Farah wants the anonymous cyber bully punished for the vile message, which was sent to him on Sunday evening, and said he had spoken to police. But the broader goal for the NSW representative, who is believed to have spoken to other sportsmen about the issue, is for tougher laws to be introduced around abuse from ''cowards'' on social media.
''I'm pretty thick-skinned,'' Farah said. ''It upset me, but there are other people who probably won't handle it too well if it happened to them. It's going to get to a point one day where someone's going to really hurt themselves over some comments that people make, and I'd hate to see that happen. I think something needs to be done now before we go down that path.''
The Attorney-General, Nicola Roxon, yesterday agreed to talk about the issue with her state counterparts after the NSW Premier, Barry O'Farrell, wrote to the acting Prime Minister, Wayne Swan, seeking a review of telecommunications laws.

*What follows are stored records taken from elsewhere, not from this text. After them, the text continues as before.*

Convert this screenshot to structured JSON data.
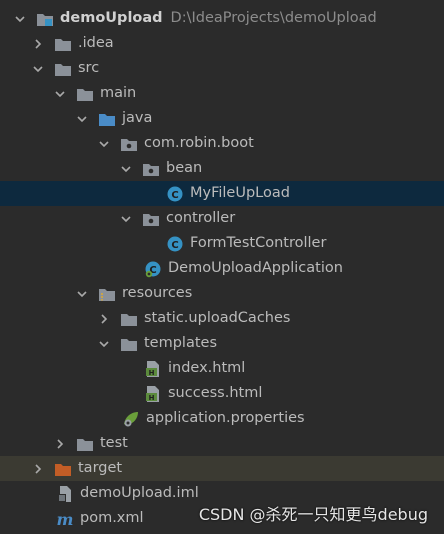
{
  "tree": {
    "project_name": "demoUpload",
    "project_path": "D:\\IdeaProjects\\demoUpload",
    "items": [
      {
        "label": "demoUpload"
      },
      {
        "label": ".idea"
      },
      {
        "label": "src"
      },
      {
        "label": "main"
      },
      {
        "label": "java"
      },
      {
        "label": "com.robin.boot"
      },
      {
        "label": "bean"
      },
      {
        "label": "MyFileUpLoad"
      },
      {
        "label": "controller"
      },
      {
        "label": "FormTestController"
      },
      {
        "label": "DemoUploadApplication"
      },
      {
        "label": "resources"
      },
      {
        "label": "static.uploadCaches"
      },
      {
        "label": "templates"
      },
      {
        "label": "index.html"
      },
      {
        "label": "success.html"
      },
      {
        "label": "application.properties"
      },
      {
        "label": "test"
      },
      {
        "label": "target"
      },
      {
        "label": "demoUpload.iml"
      },
      {
        "label": "pom.xml"
      }
    ]
  },
  "watermark": "CSDN @杀死一只知更鸟debug",
  "colors": {
    "background": "#2b2b2b",
    "selected_row": "#0d293e",
    "excluded_row": "#3b3a32",
    "folder": "#8b9199",
    "source_folder": "#4a8cc7",
    "class_icon": "#3592c4",
    "excluded_folder": "#c25d26"
  },
  "icons": {
    "module": "module-icon",
    "folder": "folder-icon",
    "source_folder": "source-folder-icon",
    "package": "package-icon",
    "class": "class-icon",
    "spring_class": "spring-boot-class-icon",
    "resources_folder": "resources-folder-icon",
    "html": "html-file-icon",
    "properties": "properties-file-icon",
    "excluded_folder": "excluded-folder-icon",
    "iml": "iml-file-icon",
    "maven": "maven-icon"
  }
}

A spokeswoman for Ms Roxon said this behaviour was ''reprehensible'' and called on Twitter to identify users who broke the law. ''Twitter should reveal the identities of the anonymous trolls who are breaking the law by abusing others online and co-operate with any police investigation to help reveal who these trolls are,'' the spokeswoman said.
''The government is considering what other action, if any, can be taken to improve the law in this area. We will also discuss this matter with state and territory attorneys-general.''
Mr O'Farrell told Mr Swan any loopholes between state and federal legislation should be closed, while the Police Minister, Michael Gallacher, said the state's police needed support from the federal government in making the legislation tougher.
A Twitter user, or troll, found to ''menace, harass or cause offence'' using social media could be jailed for up to three years. Section 474.17 of the Criminal Code Act 1995 (Commonwealth), Part 10.6, provides the relevant legislation for the activity by ''trolls''.
A person can be prosecuted for using a ''carriage service'' - a communication device - to pressure someone in a way in that the conduct would be seen by ''reasonable persons'' as being ''menacing, harassing, or offensive''. Twitter could not be contacted for comment.